The quick method can carbonate your beer in minutes, but it will take a few hours before it’s ready to pour without excessive foaming. This method is perfect when you’re having a party and your beer is not yet carbonated. It can be used any time, really, but you may notice larger bubbles initially using this method. After a week or so, you won’t see any difference. That’s the main reason I usually use the slower method unless I am in a hurry.
To use the quick method, get your beer as cold as possible. Apply about 20 psi, lie the keg on its side, and roll it back and forth for about 5 minutes. You’ll hear the CO2 flowing into the beer while you’re doing this. Turn the pressure down to 7 psi, wait a minute, release excess pressure from the keg, and repeat the rolling process until you no longer hear CO2 flowing. When you no longer hear CO2 flowing, you are done. Put the keg back into the refrigerator and wait a few hours then pour yourself a glass.
The Improved Quick Carbonation Method
There is an alternative method that is quick, but with better results than the rolling method above; it does, however, require additional hardware. Homebrew stores carry “carbonation stones” that do a great job of speeding up the carbonation process. These are basically a section of stainless steel rod with thousands of tiny pores in them. These pores create very tiny bubbles that dissolve quickly in the beer, allowing it to carbonate in a very short time. To use, you connect the carbonation stone to the gas-in tube of your keg, submerge it in the beer, and apply about 2-3 psi of pressure. About every 5-10 minutes, raise the pressure by 2 psi, until you get to the correct carbonation pressure for your beer (12 psi at 40 degrees Fahrenheit). Once there, and the CO2 stops flowing (again you’ll be able to hear it), it’s fully carbonated. As always, your homebrew will be better after a few days to a few weeks, but you can serve it the same day if you’re in a rush. It is ok to leave the carbonation stone connected while serving, though doing so means you won’t be able to use it to carbonate another keg.
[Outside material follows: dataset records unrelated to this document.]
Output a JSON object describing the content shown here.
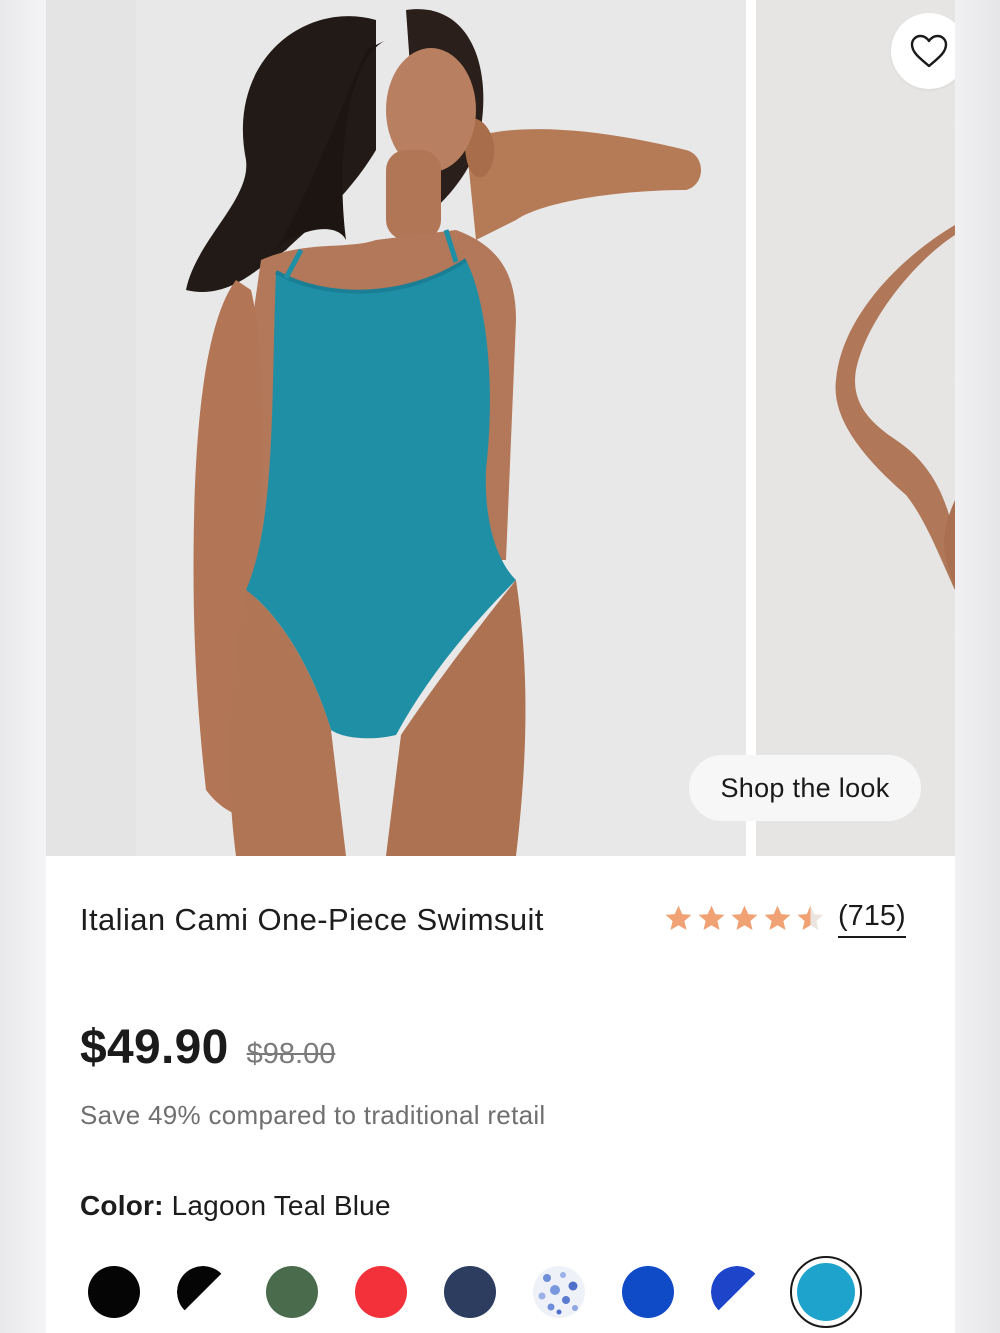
{
  "gallery": {
    "shop_the_look_label": "Shop the look",
    "favorite_icon": "heart-outline-icon"
  },
  "product": {
    "title": "Italian Cami One-Piece Swimsuit",
    "rating": 4.5,
    "rating_count": "(715)",
    "price": "$49.90",
    "compare_price": "$98.00",
    "savings_text": "Save 49% compared to traditional retail",
    "color_label": "Color:",
    "color_value": "Lagoon Teal Blue"
  },
  "colors": {
    "accent_star": "#f0a275",
    "star_empty": "#e8e2dc",
    "swimsuit_teal": "#1f8fa6"
  },
  "swatches": [
    {
      "name": "black",
      "fill": "#050505",
      "style": "solid",
      "selected": false
    },
    {
      "name": "black-white",
      "fill": "#050505",
      "style": "half",
      "selected": false
    },
    {
      "name": "green",
      "fill": "#4a6b4c",
      "style": "solid",
      "selected": false
    },
    {
      "name": "red",
      "fill": "#f3313a",
      "style": "solid",
      "selected": false
    },
    {
      "name": "navy",
      "fill": "#2d3d5f",
      "style": "solid",
      "selected": false
    },
    {
      "name": "blue-floral",
      "fill": "#6d8ed8",
      "style": "pattern",
      "selected": false
    },
    {
      "name": "royal-blue",
      "fill": "#0f4bc6",
      "style": "solid",
      "selected": false
    },
    {
      "name": "blue-white",
      "fill": "#1e44c9",
      "style": "half",
      "selected": false
    },
    {
      "name": "lagoon-teal-blue",
      "fill": "#1ea4cc",
      "style": "solid",
      "selected": true
    }
  ]
}
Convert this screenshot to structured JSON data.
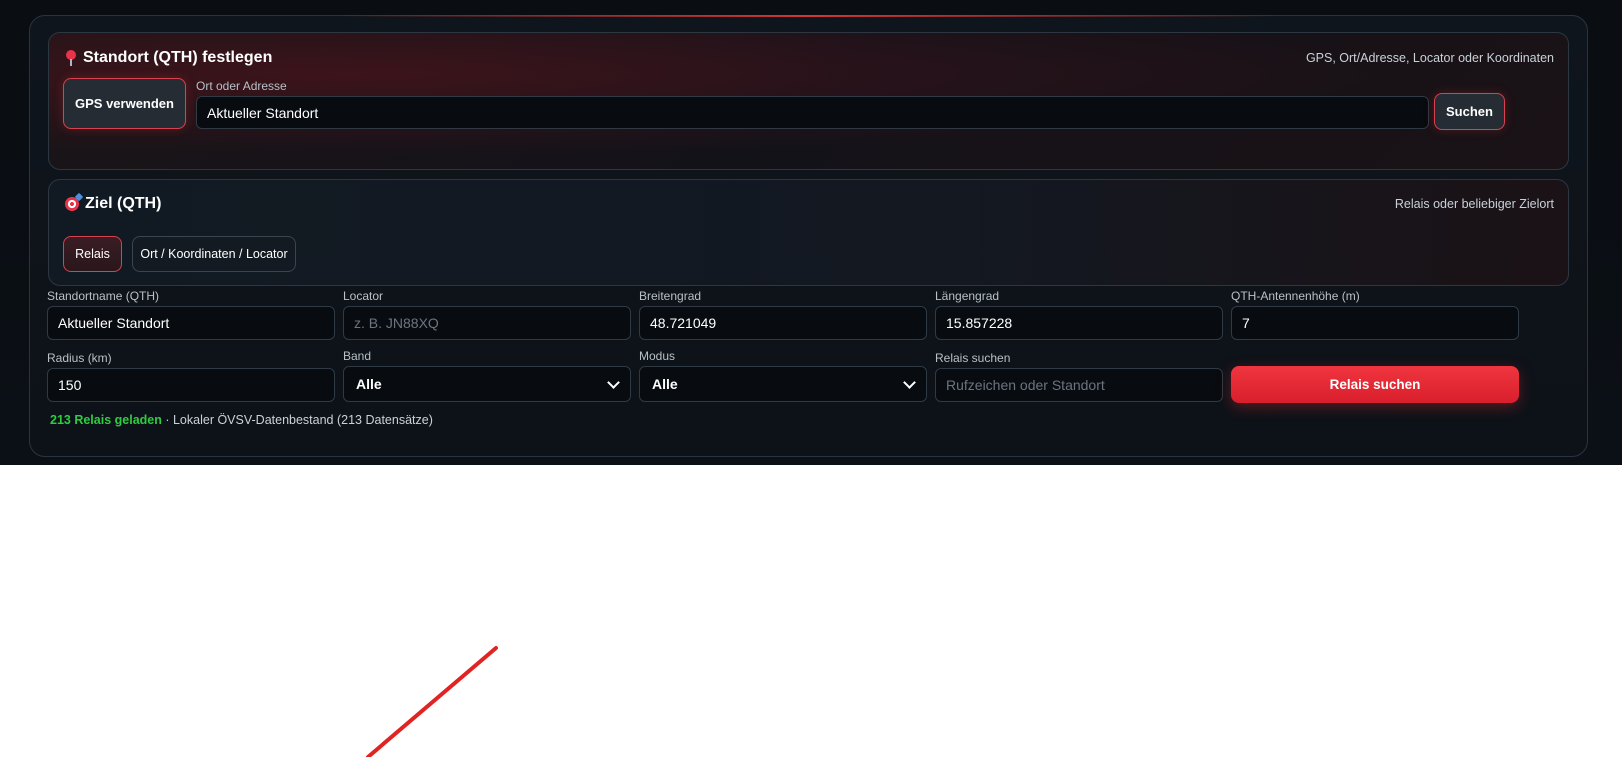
{
  "qth_panel": {
    "title": "Standort (QTH) festlegen",
    "hint": "GPS, Ort/Adresse, Locator oder Koordinaten",
    "gps_button": "GPS verwenden",
    "address_label": "Ort oder Adresse",
    "address_value": "Aktueller Standort",
    "search_button": "Suchen"
  },
  "ziel_panel": {
    "title": "Ziel (QTH)",
    "hint": "Relais oder beliebiger Zielort",
    "tabs": [
      {
        "label": "Relais",
        "active": true
      },
      {
        "label": "Ort / Koordinaten / Locator",
        "active": false
      }
    ]
  },
  "fields": {
    "standortname": {
      "label": "Standortname (QTH)",
      "value": "Aktueller Standort"
    },
    "locator": {
      "label": "Locator",
      "value": "",
      "placeholder": "z. B. JN88XQ"
    },
    "breitengrad": {
      "label": "Breitengrad",
      "value": "48.721049"
    },
    "laengengrad": {
      "label": "Längengrad",
      "value": "15.857228"
    },
    "antennenhoehe": {
      "label": "QTH-Antennenhöhe (m)",
      "value": "7"
    },
    "radius": {
      "label": "Radius (km)",
      "value": "150"
    },
    "band": {
      "label": "Band",
      "selected": "Alle"
    },
    "modus": {
      "label": "Modus",
      "selected": "Alle"
    },
    "relais_suchen": {
      "label": "Relais suchen",
      "value": "",
      "placeholder": "Rufzeichen oder Standort"
    }
  },
  "actions": {
    "relais_search_button": "Relais suchen"
  },
  "status": {
    "count_text": "213 Relais geladen",
    "separator": " · ",
    "source_text": "Lokaler ÖVSV-Datenbestand (213 Datensätze)"
  },
  "colors": {
    "accent_red": "#e53935",
    "status_green": "#2ecc40",
    "background": "#0a0d12"
  },
  "icons": {
    "qth_title_icon": "map-pin-icon",
    "ziel_title_icon": "target-icon",
    "select_chevron": "chevron-down-icon"
  }
}
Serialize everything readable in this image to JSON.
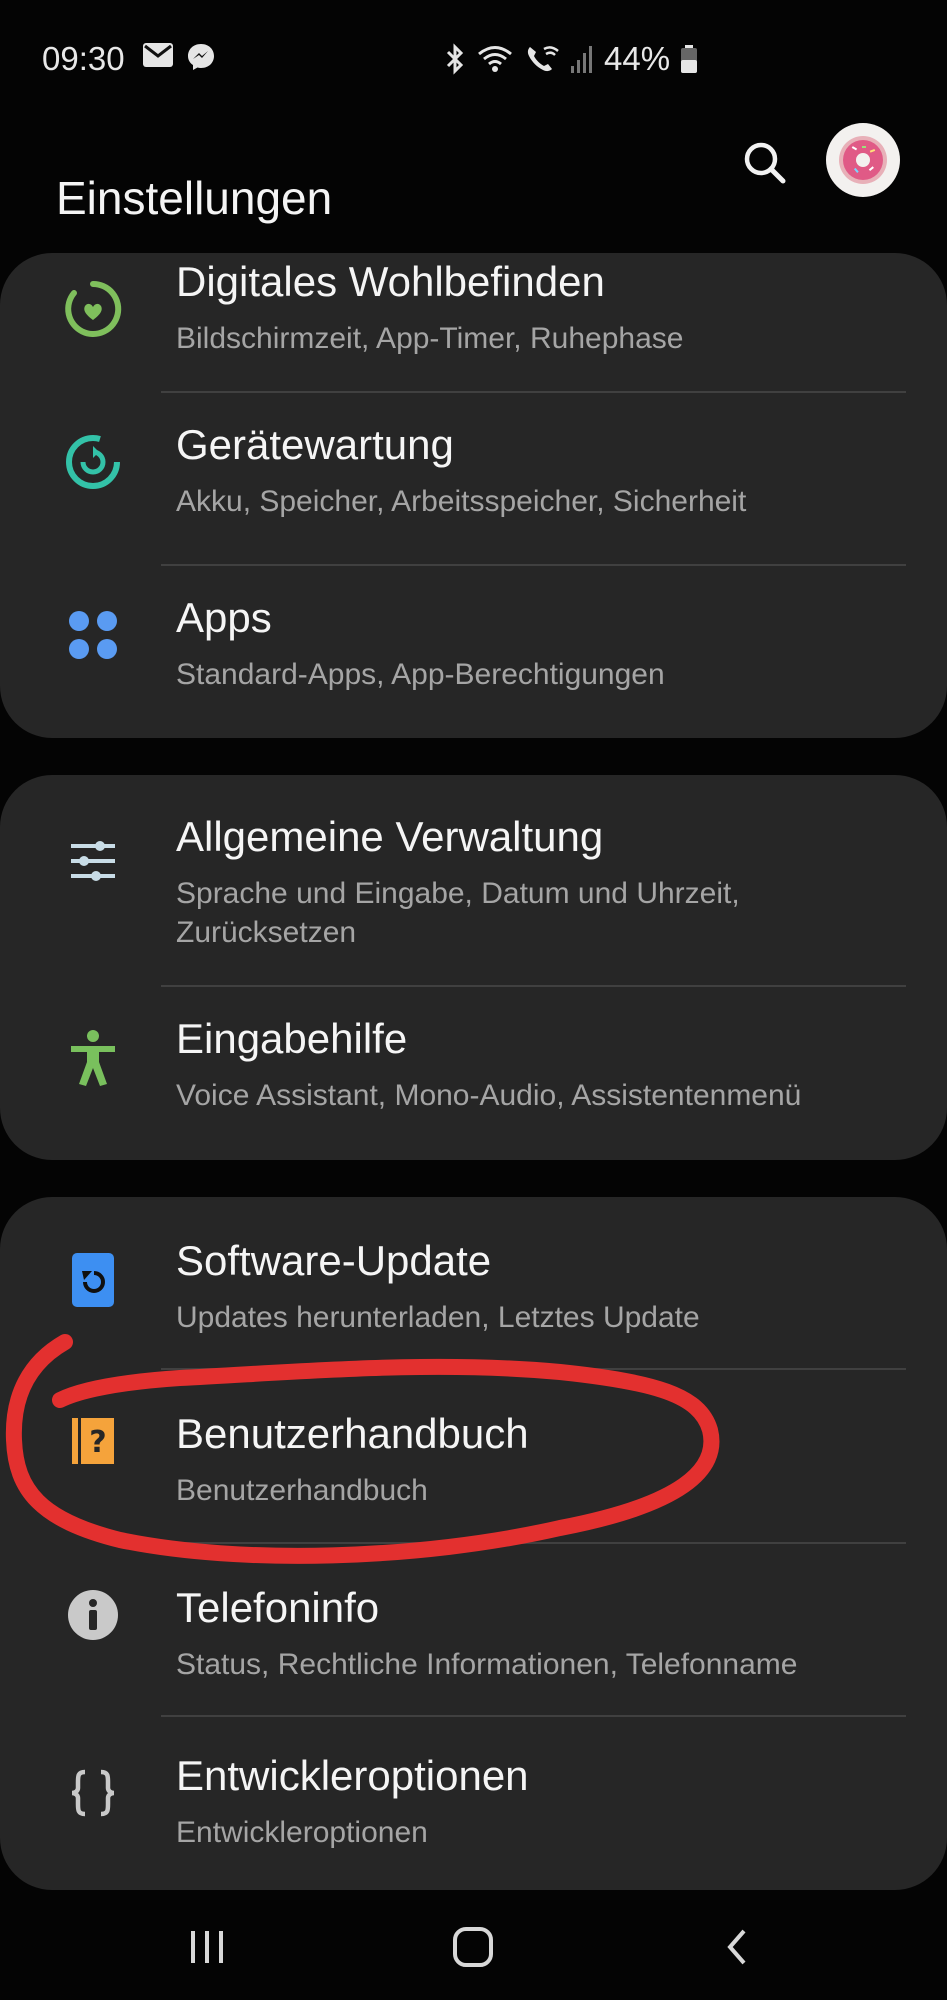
{
  "status_bar": {
    "time": "09:30",
    "left_icons": [
      "mail-icon",
      "messenger-icon"
    ],
    "right_icons": [
      "bluetooth-icon",
      "wifi-icon",
      "wifi-call-icon",
      "signal-icon",
      "battery-icon"
    ],
    "battery_text": "44%"
  },
  "header": {
    "title": "Einstellungen",
    "search_icon": "search-icon",
    "avatar_icon": "donut-avatar"
  },
  "groups": [
    {
      "items": [
        {
          "title": "Digitales Wohlbefinden",
          "subtitle": "Bildschirmzeit, App-Timer, Ruhephase",
          "icon": "digital-wellbeing-icon",
          "color": "#7fbf5c"
        },
        {
          "title": "Gerätewartung",
          "subtitle": "Akku, Speicher, Arbeitsspeicher, Sicherheit",
          "icon": "device-care-icon",
          "color": "#33c2a8"
        },
        {
          "title": "Apps",
          "subtitle": "Standard-Apps, App-Berechtigungen",
          "icon": "apps-icon",
          "color": "#5a9bf2"
        }
      ]
    },
    {
      "items": [
        {
          "title": "Allgemeine Verwaltung",
          "subtitle": "Sprache und Eingabe, Datum und Uhrzeit, Zurücksetzen",
          "icon": "sliders-icon",
          "color": "#c8dce6"
        },
        {
          "title": "Eingabehilfe",
          "subtitle": "Voice Assistant, Mono-Audio, Assistentenmenü",
          "icon": "accessibility-icon",
          "color": "#79c05d"
        }
      ]
    },
    {
      "items": [
        {
          "title": "Software-Update",
          "subtitle": "Updates herunterladen, Letztes Update",
          "icon": "software-update-icon",
          "color": "#3d8ff2"
        },
        {
          "title": "Benutzerhandbuch",
          "subtitle": "Benutzerhandbuch",
          "icon": "user-manual-icon",
          "color": "#f5a33b"
        },
        {
          "title": "Telefoninfo",
          "subtitle": "Status, Rechtliche Informationen, Telefonname",
          "icon": "info-icon",
          "color": "#c9c9c9"
        },
        {
          "title": "Entwickleroptionen",
          "subtitle": "Entwickleroptionen",
          "icon": "developer-braces-icon",
          "color": "#c9c9c9"
        }
      ]
    }
  ],
  "annotation": {
    "shape": "hand-drawn-circle",
    "color": "#e3302f",
    "target": "Benutzerhandbuch"
  },
  "nav_bar": {
    "icons": [
      "recent-apps-icon",
      "home-icon",
      "back-icon"
    ]
  }
}
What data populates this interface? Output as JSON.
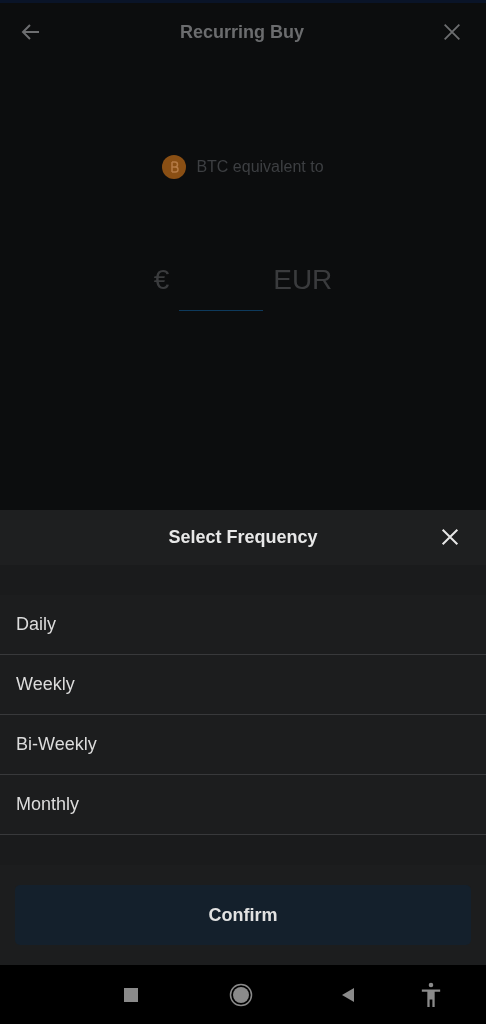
{
  "header": {
    "title": "Recurring Buy"
  },
  "asset": {
    "label": "BTC equivalent to"
  },
  "amount": {
    "currency_symbol": "€",
    "currency": "EUR"
  },
  "sheet": {
    "title": "Select Frequency",
    "options": [
      {
        "label": "Daily"
      },
      {
        "label": "Weekly"
      },
      {
        "label": "Bi-Weekly"
      },
      {
        "label": "Monthly"
      }
    ],
    "confirm": "Confirm"
  }
}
Force carbonating is easy, quick, and provides you with sediment-free beer. Just as with bottled beer, patience is rewarded, but it’s great to have the option to serve beer the same day it’s kegged if necessary. Try it out, and I’ll bet you’ll do it from now on for all but a few special brews intended for long-term aging. The convenience really is hard to beat. Cheers!